Although Marathon may be hesitant to pick up such facilities so soon after its spin off, in today's unconventional environment I think that these moves are becoming increasingly necessary to control costs. Though Marathon can coast with its international operations, it would be a stronger company if it looked into building its domestic production, rather than reducing activity to bare minimums.
Marathon is one of few producers to make the decision to suspend drilling in the Niobrara indefinitely. While others like Anadarko Petroleum (NYSE:APC) surge ahead with aggressive drilling driven by impressive results, Marathon seems to be hitting less profitable pockets with its Niobrara activities, evidenced by Cazalot's indication that the company will evaluate its Niobrara acreage based on previously collected data and 16 wells in production, without a timeline.

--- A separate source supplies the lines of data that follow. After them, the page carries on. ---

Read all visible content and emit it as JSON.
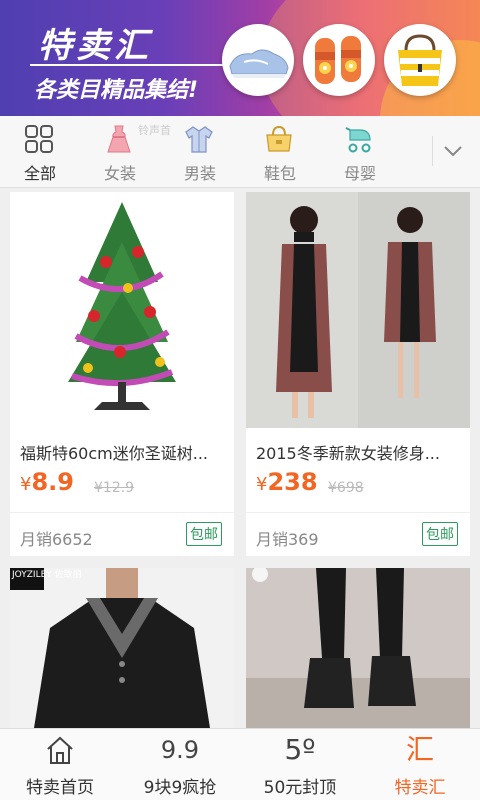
{
  "banner": {
    "title": "特卖汇",
    "subtitle": "各类目精品集结!",
    "products": [
      "sneaker-image",
      "sandal-image",
      "tote-bag-image"
    ]
  },
  "categories": {
    "items": [
      {
        "label": "全部",
        "icon": "grid-icon",
        "active": true
      },
      {
        "label": "女装",
        "icon": "dress-icon",
        "active": false
      },
      {
        "label": "男装",
        "icon": "shirt-icon",
        "active": false
      },
      {
        "label": "鞋包",
        "icon": "handbag-icon",
        "active": false
      },
      {
        "label": "母婴",
        "icon": "stroller-icon",
        "active": false
      }
    ],
    "overlay_hint": "铃声首"
  },
  "products": [
    {
      "title": "福斯特60cm迷你圣诞树...",
      "currency": "¥",
      "price": "8.9",
      "original": "¥12.9",
      "sales": "月销6652",
      "shipping": "包邮"
    },
    {
      "title": "2015冬季新款女装修身...",
      "currency": "¥",
      "price": "238",
      "original": "¥698",
      "sales": "月销369",
      "shipping": "包邮"
    },
    {
      "title": "",
      "brand_tag": "JOYZILEY 佐致丽",
      "currency": "",
      "price": "",
      "original": "",
      "sales": "",
      "shipping": ""
    },
    {
      "title": "",
      "currency": "",
      "price": "",
      "original": "",
      "sales": "",
      "shipping": ""
    }
  ],
  "bottom_nav": {
    "items": [
      {
        "label": "特卖首页",
        "icon": "home-icon",
        "active": false
      },
      {
        "label": "9块9疯抢",
        "icon_text": "9.9",
        "active": false
      },
      {
        "label": "50元封顶",
        "icon_text": "5º",
        "active": false
      },
      {
        "label": "特卖汇",
        "icon_text": "汇",
        "active": true
      }
    ]
  },
  "colors": {
    "accent": "#f26522",
    "shipping_badge": "#2e9b5e",
    "banner_start": "#4f3fb0",
    "banner_end": "#f07a58"
  }
}
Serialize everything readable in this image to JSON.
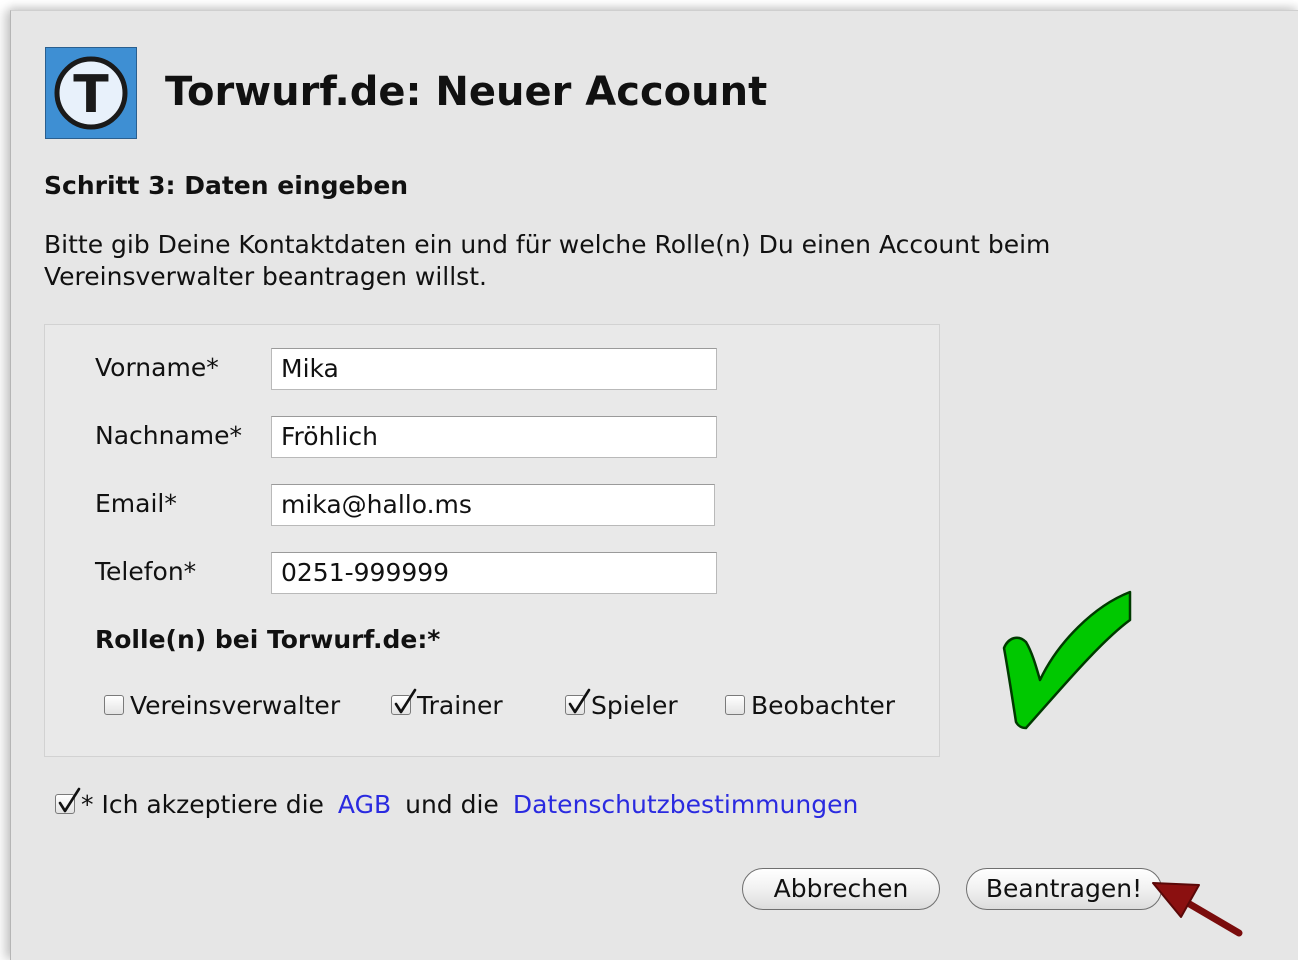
{
  "header": {
    "logo_letter": "T",
    "title": "Torwurf.de: Neuer Account"
  },
  "step_title": "Schritt 3: Daten eingeben",
  "intro": "Bitte gib Deine Kontaktdaten ein und für welche Rolle(n) Du einen Account beim Vereinsverwalter beantragen willst.",
  "form": {
    "fields": [
      {
        "label": "Vorname*",
        "value": "Mika"
      },
      {
        "label": "Nachname*",
        "value": "Fröhlich"
      },
      {
        "label": "Email*",
        "value": "mika@hallo.ms"
      },
      {
        "label": "Telefon*",
        "value": "0251-999999"
      }
    ],
    "roles_heading": "Rolle(n) bei Torwurf.de:*",
    "roles": [
      {
        "label": "Vereinsverwalter",
        "checked": false
      },
      {
        "label": "Trainer",
        "checked": true
      },
      {
        "label": "Spieler",
        "checked": true
      },
      {
        "label": "Beobachter",
        "checked": false
      }
    ]
  },
  "agreement": {
    "checked": true,
    "prefix": "* Ich akzeptiere die",
    "agb_link": "AGB",
    "middle": "und die",
    "privacy_link": "Datenschutzbestimmungen"
  },
  "buttons": {
    "cancel": "Abbrechen",
    "submit": "Beantragen!"
  },
  "colors": {
    "logo_blue": "#3e8fd3",
    "link_blue": "#2a2ae0",
    "checkmark_green": "#00c800",
    "arrow_red": "#8b1010"
  },
  "annotations": {
    "success_checkmark_icon": "checkmark-icon",
    "pointer_arrow_icon": "arrow-icon"
  }
}
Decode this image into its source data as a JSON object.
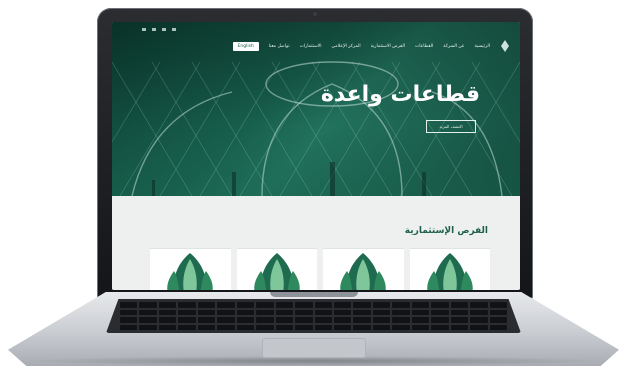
{
  "hero": {
    "title": "قطاعات واعدة",
    "cta": "اكتشف المزيد"
  },
  "nav": {
    "items": [
      "الرئيسية",
      "عن الشركة",
      "القطاعات",
      "الفرص الاستثمارية",
      "المركز الإعلامي",
      "الاستثمارات",
      "تواصل معنا"
    ],
    "cta": "English"
  },
  "section": {
    "title": "الفرص الإستثمارية",
    "subtitle": ""
  },
  "colors": {
    "brand_dark": "#1c5f4c",
    "brand_green": "#2f8a72",
    "leaf_light": "#7fc79b"
  },
  "icons": [
    "leaf-emblem-icon",
    "camera-icon"
  ]
}
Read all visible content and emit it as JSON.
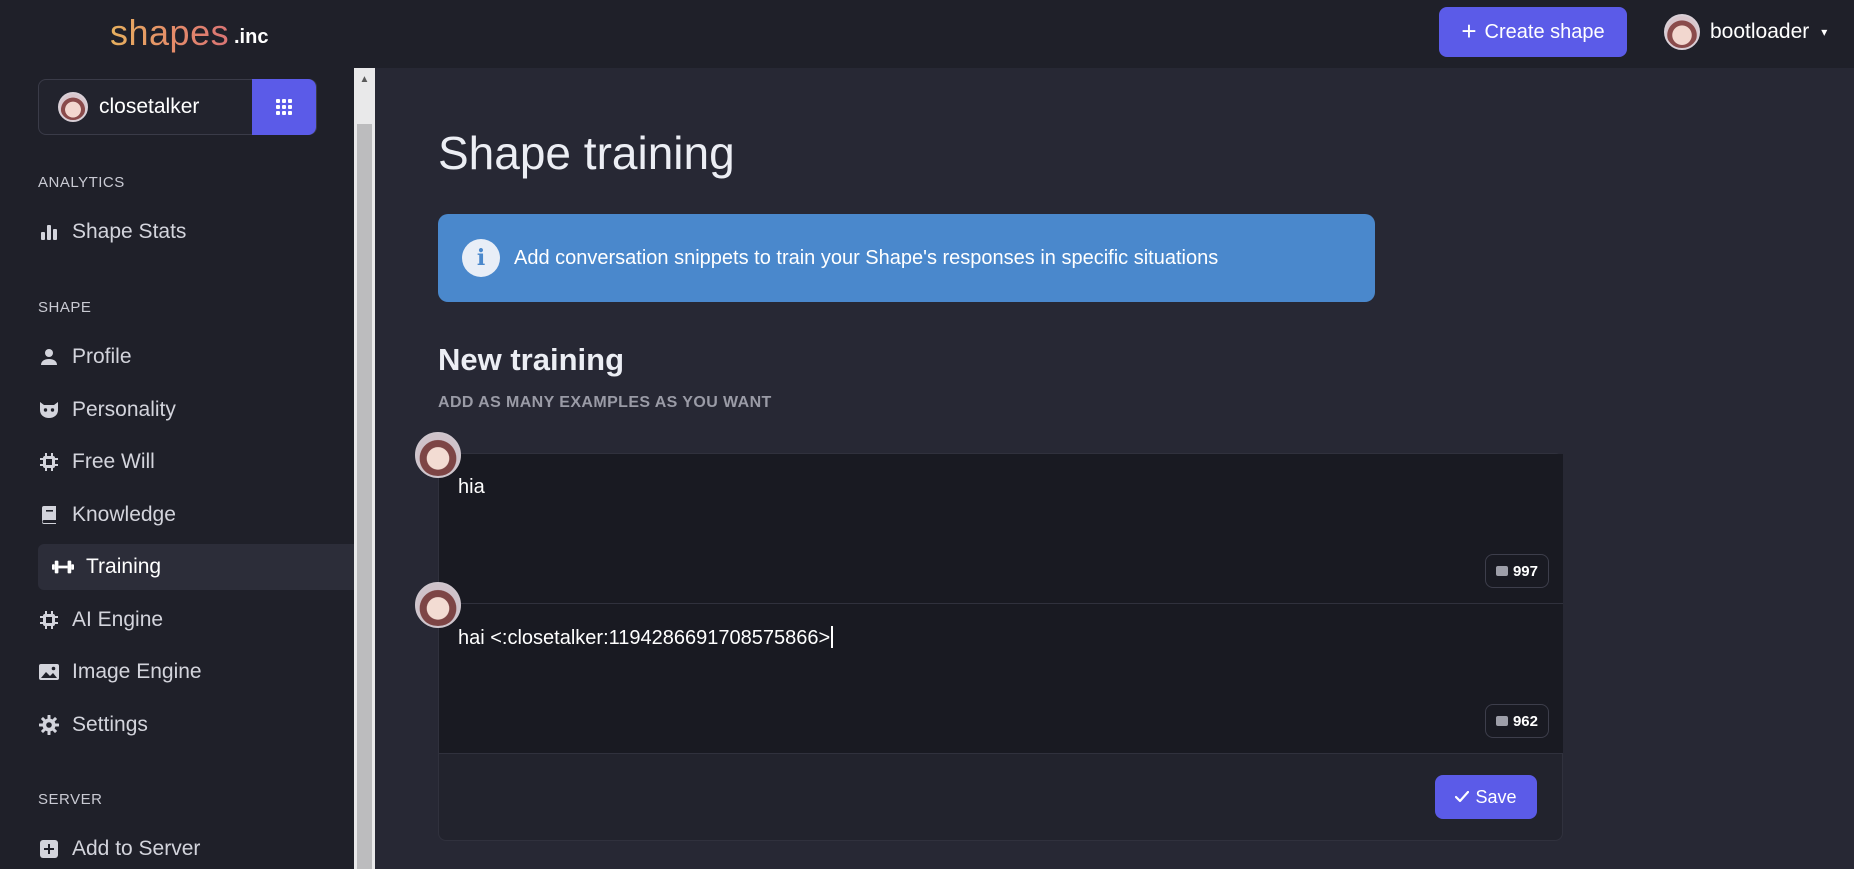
{
  "header": {
    "logo_main": "shapes",
    "logo_suffix": ".inc",
    "create_button": "Create shape",
    "create_icon": "+",
    "username": "bootloader",
    "caret": "▾"
  },
  "sidebar": {
    "selected_shape": "closetalker",
    "sections": {
      "analytics": "ANALYTICS",
      "shape": "SHAPE",
      "server": "SERVER"
    },
    "items": [
      {
        "label": "Shape Stats",
        "icon": "bar-chart-icon"
      },
      {
        "label": "Profile",
        "icon": "user-icon"
      },
      {
        "label": "Personality",
        "icon": "mask-icon"
      },
      {
        "label": "Free Will",
        "icon": "chip-icon"
      },
      {
        "label": "Knowledge",
        "icon": "book-icon"
      },
      {
        "label": "Training",
        "icon": "dumbbell-icon",
        "active": true
      },
      {
        "label": "AI Engine",
        "icon": "chip-icon"
      },
      {
        "label": "Image Engine",
        "icon": "image-icon"
      },
      {
        "label": "Settings",
        "icon": "gear-icon"
      },
      {
        "label": "Add to Server",
        "icon": "plus-square-icon"
      }
    ]
  },
  "main": {
    "title": "Shape training",
    "info_text": "Add conversation snippets to train your Shape's responses in specific situations",
    "info_icon": "i",
    "section_title": "New training",
    "section_subtitle": "ADD AS MANY EXAMPLES AS YOU WANT",
    "messages": [
      {
        "text": "hia",
        "remaining": "997"
      },
      {
        "text": "hai <:closetalker:1194286691708575866>",
        "remaining": "962"
      }
    ],
    "save_button": "Save"
  },
  "colors": {
    "accent": "#5b5be8",
    "info": "#4a88cc",
    "background": "#272834",
    "sidebar": "#1f2029"
  }
}
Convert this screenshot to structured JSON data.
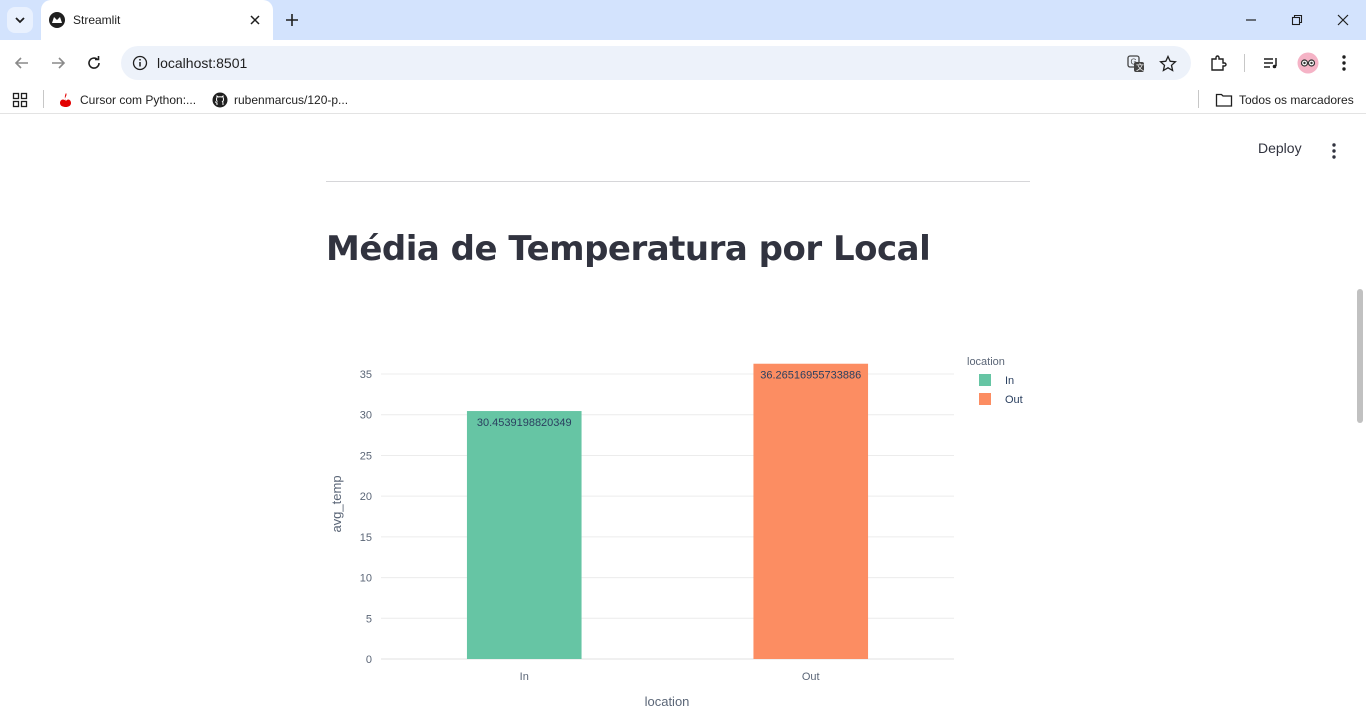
{
  "browser": {
    "tab_title": "Streamlit",
    "url": "localhost:8501",
    "bookmarks": [
      {
        "label": "Cursor com Python:...",
        "icon": "santander-icon"
      },
      {
        "label": "rubenmarcus/120-p...",
        "icon": "github-icon"
      }
    ],
    "all_bookmarks_label": "Todos os marcadores"
  },
  "app": {
    "deploy_label": "Deploy",
    "heading": "Média de Temperatura por Local"
  },
  "chart_data": {
    "type": "bar",
    "categories": [
      "In",
      "Out"
    ],
    "values": [
      30.4539198820349,
      36.26516955733886
    ],
    "data_labels": [
      "30.4539198820349",
      "36.26516955733886"
    ],
    "colors": [
      "#66c5a4",
      "#fc8d62"
    ],
    "xlabel": "location",
    "ylabel": "avg_temp",
    "ylim": [
      0,
      36.6
    ],
    "yticks": [
      0,
      5,
      10,
      15,
      20,
      25,
      30,
      35
    ],
    "grid": true,
    "legend": {
      "title": "location",
      "entries": [
        {
          "name": "In",
          "color": "#66c5a4"
        },
        {
          "name": "Out",
          "color": "#fc8d62"
        }
      ],
      "placement": "top-right"
    }
  }
}
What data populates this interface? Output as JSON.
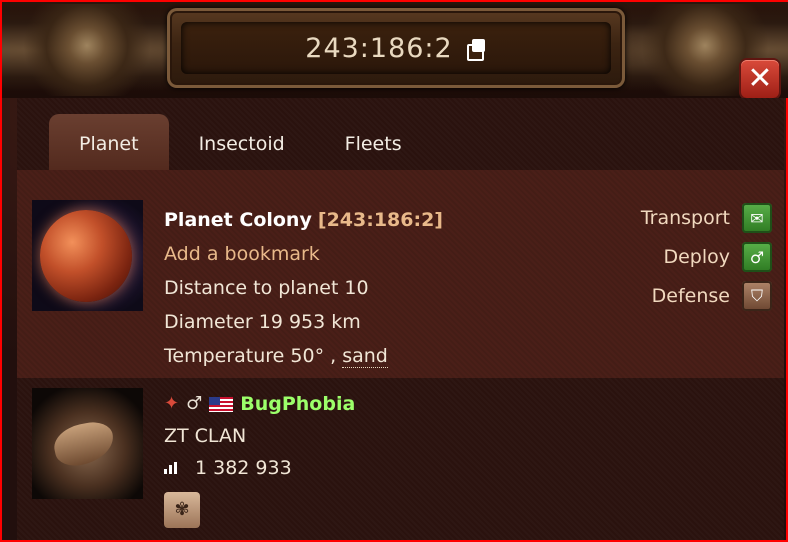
{
  "header": {
    "coordinates": "243:186:2",
    "copy_icon": "copy-icon",
    "close_icon": "close-icon"
  },
  "tabs": [
    {
      "label": "Planet",
      "active": true
    },
    {
      "label": "Insectoid",
      "active": false
    },
    {
      "label": "Fleets",
      "active": false
    }
  ],
  "planet": {
    "name": "Planet Colony",
    "coords": "[243:186:2]",
    "bookmark_label": "Add a bookmark",
    "distance": "Distance to planet 10",
    "diameter": "Diameter 19 953 km",
    "temperature": "Temperature 50° ,",
    "terrain": "sand"
  },
  "actions": [
    {
      "label": "Transport",
      "icon": "transport-icon"
    },
    {
      "label": "Deploy",
      "icon": "deploy-icon"
    },
    {
      "label": "Defense",
      "icon": "defense-icon"
    }
  ],
  "player": {
    "name": "BugPhobia",
    "clan": "ZT CLAN",
    "score": "1 382 933",
    "status_icons": [
      "fire-icon",
      "male-icon",
      "us-flag-icon"
    ],
    "badge_icon": "insect-badge-icon"
  },
  "colors": {
    "frame_border": "#ff0000",
    "player_name": "#9cff6a",
    "link": "#e8b98a",
    "close_button": "#c23a2c"
  }
}
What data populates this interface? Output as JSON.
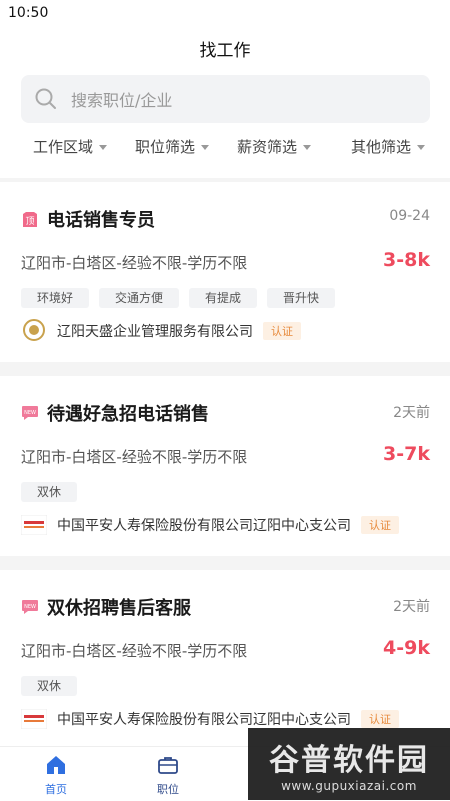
{
  "status": {
    "time": "10:50"
  },
  "header": {
    "title": "找工作",
    "search_placeholder": "搜索职位/企业",
    "filters": [
      "工作区域",
      "职位筛选",
      "薪资筛选",
      "其他筛选"
    ]
  },
  "jobs": [
    {
      "title": "电话销售专员",
      "badge": "顶",
      "date": "09-24",
      "meta": "辽阳市-白塔区-经验不限-学历不限",
      "salary": "3-8k",
      "tags": [
        "环境好",
        "交通方便",
        "有提成",
        "晋升快"
      ],
      "company": "辽阳天盛企业管理服务有限公司",
      "verified": "认证"
    },
    {
      "title": "待遇好急招电话销售",
      "badge": "NEW",
      "date": "2天前",
      "meta": "辽阳市-白塔区-经验不限-学历不限",
      "salary": "3-7k",
      "tags": [
        "双休"
      ],
      "company": "中国平安人寿保险股份有限公司辽阳中心支公司",
      "verified": "认证"
    },
    {
      "title": "双休招聘售后客服",
      "badge": "NEW",
      "date": "2天前",
      "meta": "辽阳市-白塔区-经验不限-学历不限",
      "salary": "4-9k",
      "tags": [
        "双休"
      ],
      "company": "中国平安人寿保险股份有限公司辽阳中心支公司",
      "verified": "认证"
    }
  ],
  "tabbar": {
    "home": "首页",
    "jobs": "职位"
  },
  "watermark": {
    "brand": "谷普软件园",
    "url": "www.gupuxiazai.com"
  },
  "colors": {
    "accent": "#2f6fe0",
    "salary": "#ee4b5e",
    "verify": "#e78a3c"
  }
}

To me this is a sign that Marathon's cutback on domestic drilling could be more severe than anticipated, at least outside of the Eagle Ford.
Marathon is currently trading around $28, giving it a price to book of 1.1 and a forward price to earnings of 7.6. For reference, competitor EOG is trading around $110 with a price to book of 2.2 and a forward price to earnings of 17.1, while Chevron is trading around $112 with a price to book of 1.7 and a forward price to earnings of 8.1. Natural gas dependent peers Encana and Chesapeake are holding ground; Encana is trading around $22 with a price to book of 2.4 and a forward price to earnings of 76.2, while recent trades on Chesapeake are around $20, giving it a price to book of 1.0 and a forward price to earnings of 9.7.
Overall, this makes Marathon a cheap buy compared to its peers and competitors. Unlike Chesapeake, Marathon has strong worldwide operations to help it overcome unfavorable pricing, and unlike Encana Marathon is well diversified into oil. Marathon also holds strong positions in its unconventional plays that can be counted as assets even without aggressive drilling, despite its relatively recent entry compared to firms like EOG. I believe that Marathon is trading at a significant discount, and is a buy now opportunity.